The number of women dying from overdoses of opioid painkillers increased 5-fold between 1999 and 2010, according to new data released on July 2, 2013 by the US Centers for Disease Control and Prevention (CDC).
CDC director Tom Frieden, MD, MPH, said the following during a media briefing:
- The problem of prescription opioid drug overdoses in women is “getting worse and getting worse quickly.”
- Deaths due to opioid drugs have “skyrocketed in women.”
- “Mothers, wives, sisters, and daughters are dying from overdoses at rates we have never seen before.”
- “The increase in opioid overdoses and opioid overdose deaths is directly proportional to the increase in prescribing of painkillers.”
- Opioid prescriptions are “increasing to an extent that we would not have anticipated and that could not possibly be clinically indicated.”
The CDC now says that since 1999, the percentage increase in painkiller-related deaths was actually greater among women than men (400% in women vs 265% in men). Prescription painkiller overdoses killed nearly 48,000 women between 1999 and 2010. More than 6600 women, or 18 women every day, died from a prescription painkiller overdose in 2010

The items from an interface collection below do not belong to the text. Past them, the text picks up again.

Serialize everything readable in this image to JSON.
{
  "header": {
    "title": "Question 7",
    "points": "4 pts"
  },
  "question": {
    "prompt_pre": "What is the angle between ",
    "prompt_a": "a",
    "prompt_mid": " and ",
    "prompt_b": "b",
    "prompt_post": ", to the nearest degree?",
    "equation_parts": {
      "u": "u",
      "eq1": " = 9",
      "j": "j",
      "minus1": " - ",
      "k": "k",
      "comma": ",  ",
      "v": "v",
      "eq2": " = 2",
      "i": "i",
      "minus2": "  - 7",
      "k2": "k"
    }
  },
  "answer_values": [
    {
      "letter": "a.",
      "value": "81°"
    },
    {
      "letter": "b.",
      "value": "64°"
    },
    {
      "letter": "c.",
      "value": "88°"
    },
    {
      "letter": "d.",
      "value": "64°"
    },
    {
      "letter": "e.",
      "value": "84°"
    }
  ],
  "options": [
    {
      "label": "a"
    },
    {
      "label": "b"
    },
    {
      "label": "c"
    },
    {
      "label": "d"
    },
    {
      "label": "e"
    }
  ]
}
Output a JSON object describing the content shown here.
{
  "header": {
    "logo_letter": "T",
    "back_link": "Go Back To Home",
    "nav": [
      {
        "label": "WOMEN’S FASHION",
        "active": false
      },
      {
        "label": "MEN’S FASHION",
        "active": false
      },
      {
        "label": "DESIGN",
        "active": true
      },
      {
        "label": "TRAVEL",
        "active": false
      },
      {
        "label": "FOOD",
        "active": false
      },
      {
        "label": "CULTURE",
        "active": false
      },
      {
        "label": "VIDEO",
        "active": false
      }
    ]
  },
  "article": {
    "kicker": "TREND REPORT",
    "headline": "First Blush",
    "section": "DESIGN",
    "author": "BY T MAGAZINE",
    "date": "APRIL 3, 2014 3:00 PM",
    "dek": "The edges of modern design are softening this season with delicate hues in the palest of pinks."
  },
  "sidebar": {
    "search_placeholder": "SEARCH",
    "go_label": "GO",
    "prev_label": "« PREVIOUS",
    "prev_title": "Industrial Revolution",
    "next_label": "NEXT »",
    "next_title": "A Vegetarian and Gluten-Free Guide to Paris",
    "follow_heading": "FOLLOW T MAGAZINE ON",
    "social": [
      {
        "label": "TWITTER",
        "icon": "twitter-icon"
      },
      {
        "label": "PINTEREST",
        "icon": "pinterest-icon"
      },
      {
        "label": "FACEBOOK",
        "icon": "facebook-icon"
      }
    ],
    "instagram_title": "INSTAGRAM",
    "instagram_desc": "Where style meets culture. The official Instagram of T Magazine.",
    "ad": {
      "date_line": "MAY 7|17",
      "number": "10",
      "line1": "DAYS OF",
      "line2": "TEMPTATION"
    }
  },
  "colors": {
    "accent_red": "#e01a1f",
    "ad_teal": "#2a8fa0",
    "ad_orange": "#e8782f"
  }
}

There were 4 times more deaths among women from prescription painkiller overdose than for cocaine and heroin deaths combined in 2010. In 2010, there were more than 200,000 emergency department visits for opioid misuse or abuse among women — about 1 every 3 minutes.
Previous research has shown that women are more likely to have chronic pain, be prescribed prescription painkillers, be given higher doses, and use them for longer periods than men. The higher doses in women are “something we don’t really understand,” Dr. Frieden said, “given that, on average, women weigh less than men, and at the same or higher dose, they are more likely to have adverse events than men.”

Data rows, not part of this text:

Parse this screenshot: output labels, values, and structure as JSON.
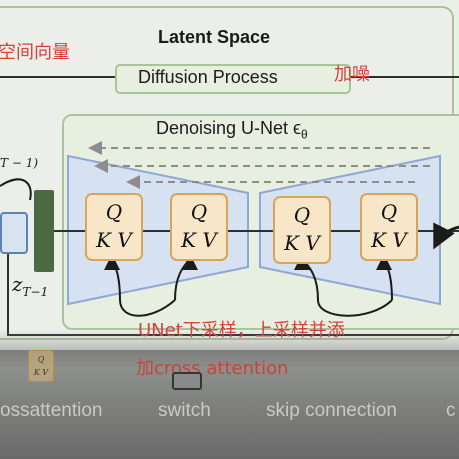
{
  "latent_space": {
    "title": "Latent Space",
    "note_left": "空间向量",
    "note_right": "加噪",
    "process_label": "Diffusion Process"
  },
  "unet": {
    "title": "Denoising U-Net ϵ",
    "title_sub": "θ",
    "block_q": "Q",
    "block_kv": "K V",
    "note_sampling": "UNet下采样，上采样并添",
    "note_cross": "加cross attention"
  },
  "latent_var": {
    "main": "z",
    "sub": "T−1",
    "top_fragment": "T − 1)"
  },
  "legend": {
    "mini_q": "Q",
    "mini_kv": "K V",
    "crossattention": "ossattention",
    "switch": "switch",
    "skip": "skip connection",
    "last": "c"
  },
  "colors": {
    "frame_green": "#a9c49a",
    "unet_blue": "#8fa8d4",
    "block_fill": "#f8e6c8",
    "block_border": "#d8a45a",
    "note_red": "#d8403a"
  }
}
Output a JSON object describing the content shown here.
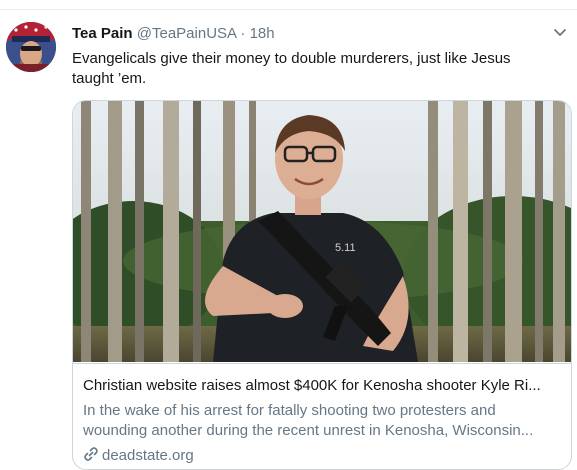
{
  "tweet": {
    "display_name": "Tea Pain",
    "handle": "@TeaPainUSA",
    "separator": "·",
    "time": "18h",
    "text_line1": "Evangelicals give their money to double murderers, just like Jesus",
    "text_line2": "taught ’em."
  },
  "card": {
    "title": "Christian website raises almost $400K for Kenosha shooter Kyle Ri...",
    "desc_line1": "In the wake of his arrest for fatally shooting two protesters and",
    "desc_line2": "wounding another during the recent unrest in Kenosha, Wisconsin...",
    "domain": "deadstate.org",
    "shirt_text": "5.11"
  },
  "icons": {
    "avatar": "avatar-image",
    "more": "chevron-down-icon",
    "link": "link-icon"
  },
  "colors": {
    "primary_text": "#14171a",
    "secondary_text": "#657786",
    "border": "#ccd6dd"
  }
}
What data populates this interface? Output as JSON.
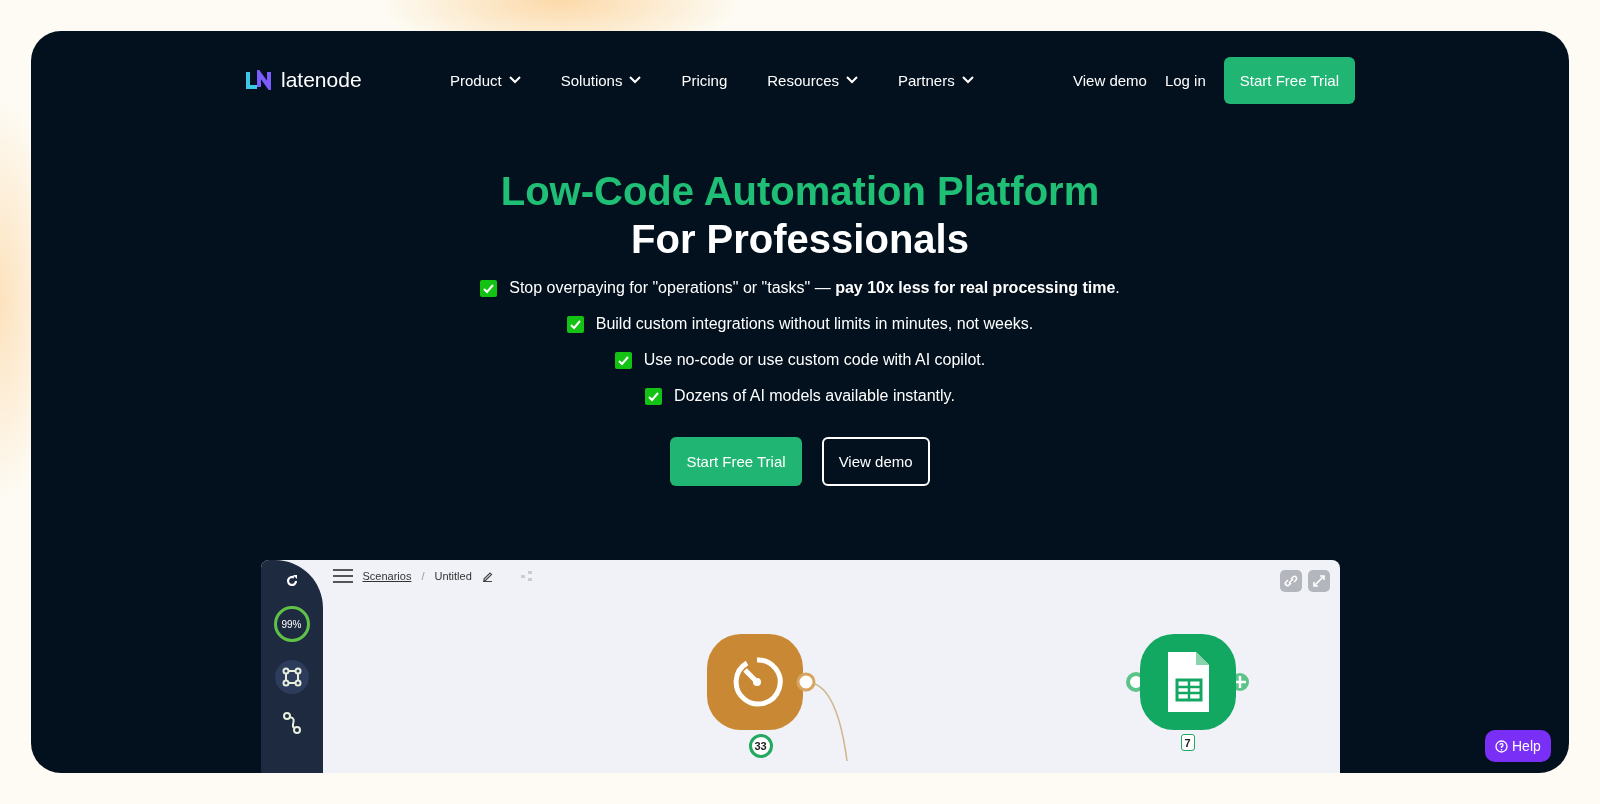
{
  "nav": {
    "logo": "latenode",
    "items": [
      {
        "label": "Product",
        "dropdown": true
      },
      {
        "label": "Solutions",
        "dropdown": true
      },
      {
        "label": "Pricing",
        "dropdown": false
      },
      {
        "label": "Resources",
        "dropdown": true
      },
      {
        "label": "Partners",
        "dropdown": true
      }
    ],
    "actions": [
      {
        "label": "View demo",
        "kind": "link"
      },
      {
        "label": "Log in",
        "kind": "link"
      },
      {
        "label": "Start Free Trial",
        "kind": "primary"
      }
    ]
  },
  "hero": {
    "title": "Low-Code Automation Platform",
    "subtitle": "For Professionals",
    "bullets": [
      "Stop overpaying for \"operations\" or \"tasks\" — **pay 10x less for real processing time**.",
      "Build custom integrations without limits in minutes, not weeks.",
      "Use no-code or use custom code with AI copilot.",
      "Dozens of AI models available instantly."
    ],
    "buttons": [
      {
        "label": "Start Free Trial",
        "kind": "primary"
      },
      {
        "label": "View demo",
        "kind": "outline"
      }
    ]
  },
  "app": {
    "breadcrumb": "Scenarios",
    "separator": "/",
    "scenario": "Untitled",
    "usage": "99%",
    "nodes": [
      {
        "kind": "timer",
        "count": "33"
      },
      {
        "kind": "sheets",
        "count": "7"
      }
    ]
  },
  "help": "Help"
}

Studies have also shown that women may become dependent on prescription painkillers more quickly than men and may be more likely than men to engage in “doctor shopping” (obtaining prescriptions from multiple prescribers).
“These are dangerous medications,” Dr. Frieden said. “They should be reserved for situations like severe cancer pain, where they can provide extremely important and essential palliation, but in many other situations, the risks far outweigh the benefits. Prescribing an opioid may be condemning a patient to lifelong addiction and life-threatening complications.”
The CDC is now encouraging medical doctors to take the following steps when treating women for pain:
- Follow guidelines for responsible opioid prescribing, including screening and monitoring for substance abuse and mental health problems.
- Use their states’ prescription drug monitoring program; this can help identify patients who may be improperly using opioids and other drugs.
- Discuss pain treatment options, including ones that do not involve prescription drugs.
- Discuss the risks and benefits of taking prescription painkillers, including situations in which painkillers are taken for chronic conditions, and especially during pregnancy.
- Avoid prescribing combinations of prescription painkillers and benzodiazepines unless there is a specific medical indication.
Consider Drug-Free Treatment Alternatives
Our office utilizes a wide spectrum of drug-free treatment and management strategies for musculoskeletal pain and injuries including rehabilitative exercise, applied nutrition, Chiropractic, and manual therapies.
Problems we successfully treat include, but are not limited to, the following:
- Headaches of muscular/mechanical origin
- Neck pain/stiffness
- Shoulder pain: rotator cuff or other functional problems involving muscles/tendons
- Tennis/Golfers Elbow
- Back pain
- Hip flexor tendonitis, bursitis, and/or myofascitis
- Groin injuries
- Hamstring and quadricep injuries
- Knee pain: patellofemoral pain/stress syndrome, iliotibial band syndrome
- Shin splints
- Achilles tendonitis
- Plantar fascitis
- Other overuse injuries arising from exercise or sports